Items from an interface collection:
↓

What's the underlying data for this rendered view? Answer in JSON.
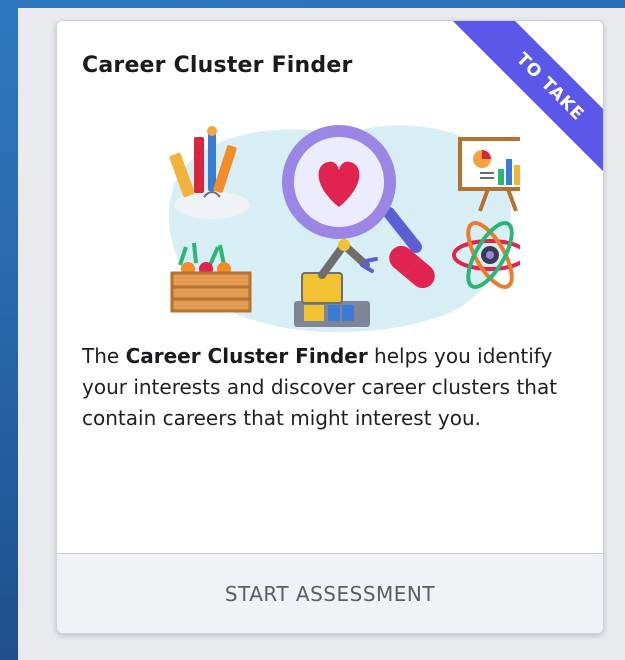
{
  "card": {
    "title": "Career Cluster Finder",
    "ribbon": "TO TAKE",
    "description": {
      "prefix": "The ",
      "bold": "Career Cluster Finder",
      "suffix": " helps you identify your interests and discover career clusters that contain careers that might interest you."
    },
    "action_label": "START ASSESSMENT"
  },
  "illustration": {
    "icons": [
      "art-supplies-icon",
      "magnifier-heart-icon",
      "presentation-chart-icon",
      "atom-icon",
      "vegetable-crate-icon",
      "robot-arm-icon",
      "capsule-icon"
    ],
    "colors": {
      "accent": "#5b57e8",
      "blob": "#d7eef4",
      "heart": "#e0234f",
      "lens_ring": "#9b86e6"
    }
  }
}
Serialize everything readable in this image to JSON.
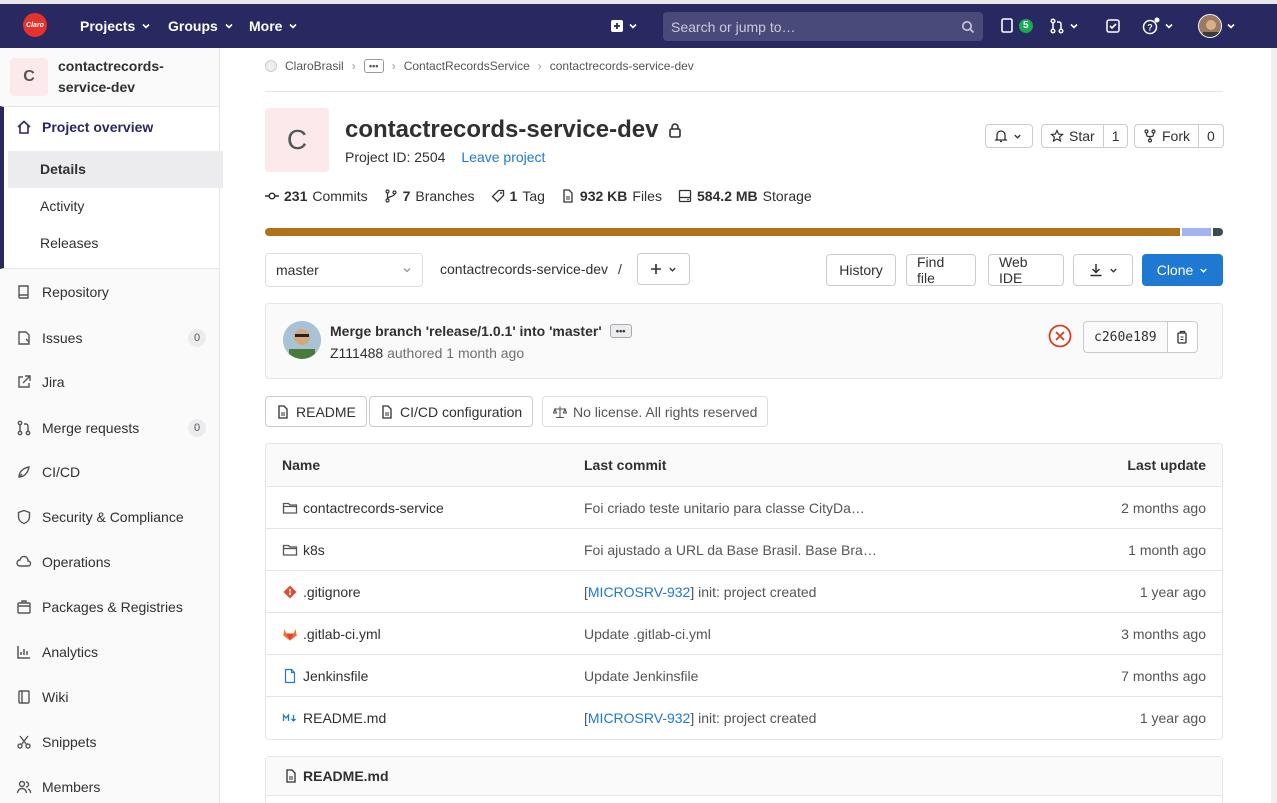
{
  "topbar": {
    "logo_text": "Claro",
    "projects": "Projects",
    "groups": "Groups",
    "more": "More",
    "search_placeholder": "Search or jump to…",
    "issues_count": "5"
  },
  "sidebar": {
    "project_initial": "C",
    "project_name": "contactrecords-service-dev",
    "overview": "Project overview",
    "sub_items": [
      "Details",
      "Activity",
      "Releases"
    ],
    "items": [
      {
        "label": "Repository"
      },
      {
        "label": "Issues",
        "count": "0"
      },
      {
        "label": "Jira"
      },
      {
        "label": "Merge requests",
        "count": "0"
      },
      {
        "label": "CI/CD"
      },
      {
        "label": "Security & Compliance"
      },
      {
        "label": "Operations"
      },
      {
        "label": "Packages & Registries"
      },
      {
        "label": "Analytics"
      },
      {
        "label": "Wiki"
      },
      {
        "label": "Snippets"
      },
      {
        "label": "Members"
      }
    ]
  },
  "breadcrumb": {
    "group": "ClaroBrasil",
    "ellipsis": "•••",
    "subgroup": "ContactRecordsService",
    "project": "contactrecords-service-dev"
  },
  "project": {
    "initial": "C",
    "title": "contactrecords-service-dev",
    "id_text": "Project ID: 2504",
    "leave": "Leave project",
    "star_label": "Star",
    "star_count": "1",
    "fork_label": "Fork",
    "fork_count": "0"
  },
  "stats": {
    "commits_num": "231",
    "commits_label": "Commits",
    "branches_num": "7",
    "branches_label": "Branches",
    "tags_num": "1",
    "tags_label": "Tag",
    "files_num": "932 KB",
    "files_label": "Files",
    "storage_num": "584.2 MB",
    "storage_label": "Storage"
  },
  "languages": [
    {
      "color": "#b07219",
      "share": 0.955
    },
    {
      "color": "#a3b3f0",
      "share": 0.033
    },
    {
      "color": "#384d54",
      "share": 0.012
    }
  ],
  "toolbar": {
    "branch": "master",
    "path": "contactrecords-service-dev",
    "path_sep": "/",
    "plus": "+",
    "history": "History",
    "find_file": "Find file",
    "web_ide": "Web IDE",
    "clone": "Clone"
  },
  "commit": {
    "message": "Merge branch 'release/1.0.1' into 'master'",
    "ellipsis": "•••",
    "author": "Z111488",
    "authored": "authored",
    "time": "1 month ago",
    "sha": "c260e189"
  },
  "pills": {
    "readme": "README",
    "cicd": "CI/CD configuration",
    "license": "No license. All rights reserved"
  },
  "files": {
    "headers": {
      "name": "Name",
      "commit": "Last commit",
      "update": "Last update"
    },
    "rows": [
      {
        "icon": "folder-icon",
        "name": "contactrecords-service",
        "commit_prefix": "",
        "commit_link": "",
        "commit": "Foi criado teste unitario para classe CityDa…",
        "date": "2 months ago"
      },
      {
        "icon": "folder-icon",
        "name": "k8s",
        "commit_prefix": "",
        "commit_link": "",
        "commit": "Foi ajustado a URL da Base Brasil. Base Bra…",
        "date": "1 month ago"
      },
      {
        "icon": "git-icon",
        "name": ".gitignore",
        "commit_prefix": "[",
        "commit_link": "MICROSRV-932",
        "commit": "] init: project created",
        "date": "1 year ago"
      },
      {
        "icon": "gitlab-icon",
        "name": ".gitlab-ci.yml",
        "commit_prefix": "",
        "commit_link": "",
        "commit": "Update .gitlab-ci.yml",
        "date": "3 months ago"
      },
      {
        "icon": "file-icon",
        "name": "Jenkinsfile",
        "commit_prefix": "",
        "commit_link": "",
        "commit": "Update Jenkinsfile",
        "date": "7 months ago"
      },
      {
        "icon": "markdown-icon",
        "name": "README.md",
        "commit_prefix": "[",
        "commit_link": "MICROSRV-932",
        "commit": "] init: project created",
        "date": "1 year ago"
      }
    ]
  },
  "readme_panel": {
    "title": "README.md"
  }
}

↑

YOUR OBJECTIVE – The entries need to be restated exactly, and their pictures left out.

RESPONSE FOR THIS EXERCISE –
What's the underlying data for this rendered view? Answer in JSON.
{
  "card": {
    "title": "Career Cluster Finder",
    "ribbon": "TO TAKE",
    "description": {
      "prefix": "The ",
      "bold": "Career Cluster Finder",
      "suffix": " helps you identify your interests and discover career clusters that contain careers that might interest you."
    },
    "action_label": "START ASSESSMENT"
  },
  "illustration": {
    "icons": [
      "art-supplies-icon",
      "magnifier-heart-icon",
      "presentation-chart-icon",
      "atom-icon",
      "vegetable-crate-icon",
      "robot-arm-icon",
      "capsule-icon"
    ],
    "colors": {
      "accent": "#5b57e8",
      "blob": "#d7eef4",
      "heart": "#e0234f",
      "lens_ring": "#9b86e6"
    }
  }
}
Serialize everything readable in this image to JSON.
{
  "topbar": {
    "logo_text": "Claro",
    "projects": "Projects",
    "groups": "Groups",
    "more": "More",
    "search_placeholder": "Search or jump to…",
    "issues_count": "5"
  },
  "sidebar": {
    "project_initial": "C",
    "project_name": "contactrecords-service-dev",
    "overview": "Project overview",
    "sub_items": [
      "Details",
      "Activity",
      "Releases"
    ],
    "items": [
      {
        "label": "Repository"
      },
      {
        "label": "Issues",
        "count": "0"
      },
      {
        "label": "Jira"
      },
      {
        "label": "Merge requests",
        "count": "0"
      },
      {
        "label": "CI/CD"
      },
      {
        "label": "Security & Compliance"
      },
      {
        "label": "Operations"
      },
      {
        "label": "Packages & Registries"
      },
      {
        "label": "Analytics"
      },
      {
        "label": "Wiki"
      },
      {
        "label": "Snippets"
      },
      {
        "label": "Members"
      }
    ]
  },
  "breadcrumb": {
    "group": "ClaroBrasil",
    "ellipsis": "•••",
    "subgroup": "ContactRecordsService",
    "project": "contactrecords-service-dev"
  },
  "project": {
    "initial": "C",
    "title": "contactrecords-service-dev",
    "id_text": "Project ID: 2504",
    "leave": "Leave project",
    "star_label": "Star",
    "star_count": "1",
    "fork_label": "Fork",
    "fork_count": "0"
  },
  "stats": {
    "commits_num": "231",
    "commits_label": "Commits",
    "branches_num": "7",
    "branches_label": "Branches",
    "tags_num": "1",
    "tags_label": "Tag",
    "files_num": "932 KB",
    "files_label": "Files",
    "storage_num": "584.2 MB",
    "storage_label": "Storage"
  },
  "languages": [
    {
      "color": "#b07219",
      "share": 0.955
    },
    {
      "color": "#a3b3f0",
      "share": 0.033
    },
    {
      "color": "#384d54",
      "share": 0.012
    }
  ],
  "toolbar": {
    "branch": "master",
    "path": "contactrecords-service-dev",
    "path_sep": "/",
    "plus": "+",
    "history": "History",
    "find_file": "Find file",
    "web_ide": "Web IDE",
    "clone": "Clone"
  },
  "commit": {
    "message": "Merge branch 'release/1.0.1' into 'master'",
    "ellipsis": "•••",
    "author": "Z111488",
    "authored": "authored",
    "time": "1 month ago",
    "sha": "c260e189"
  },
  "pills": {
    "readme": "README",
    "cicd": "CI/CD configuration",
    "license": "No license. All rights reserved"
  },
  "files": {
    "headers": {
      "name": "Name",
      "commit": "Last commit",
      "update": "Last update"
    },
    "rows": [
      {
        "icon": "folder-icon",
        "name": "contactrecords-service",
        "commit_prefix": "",
        "commit_link": "",
        "commit": "Foi criado teste unitario para classe CityDa…",
        "date": "2 months ago"
      },
      {
        "icon": "folder-icon",
        "name": "k8s",
        "commit_prefix": "",
        "commit_link": "",
        "commit": "Foi ajustado a URL da Base Brasil. Base Bra…",
        "date": "1 month ago"
      },
      {
        "icon": "git-icon",
        "name": ".gitignore",
        "commit_prefix": "[",
        "commit_link": "MICROSRV-932",
        "commit": "] init: project created",
        "date": "1 year ago"
      },
      {
        "icon": "gitlab-icon",
        "name": ".gitlab-ci.yml",
        "commit_prefix": "",
        "commit_link": "",
        "commit": "Update .gitlab-ci.yml",
        "date": "3 months ago"
      },
      {
        "icon": "file-icon",
        "name": "Jenkinsfile",
        "commit_prefix": "",
        "commit_link": "",
        "commit": "Update Jenkinsfile",
        "date": "7 months ago"
      },
      {
        "icon": "markdown-icon",
        "name": "README.md",
        "commit_prefix": "[",
        "commit_link": "MICROSRV-932",
        "commit": "] init: project created",
        "date": "1 year ago"
      }
    ]
  },
  "readme_panel": {
    "title": "README.md"
  }
}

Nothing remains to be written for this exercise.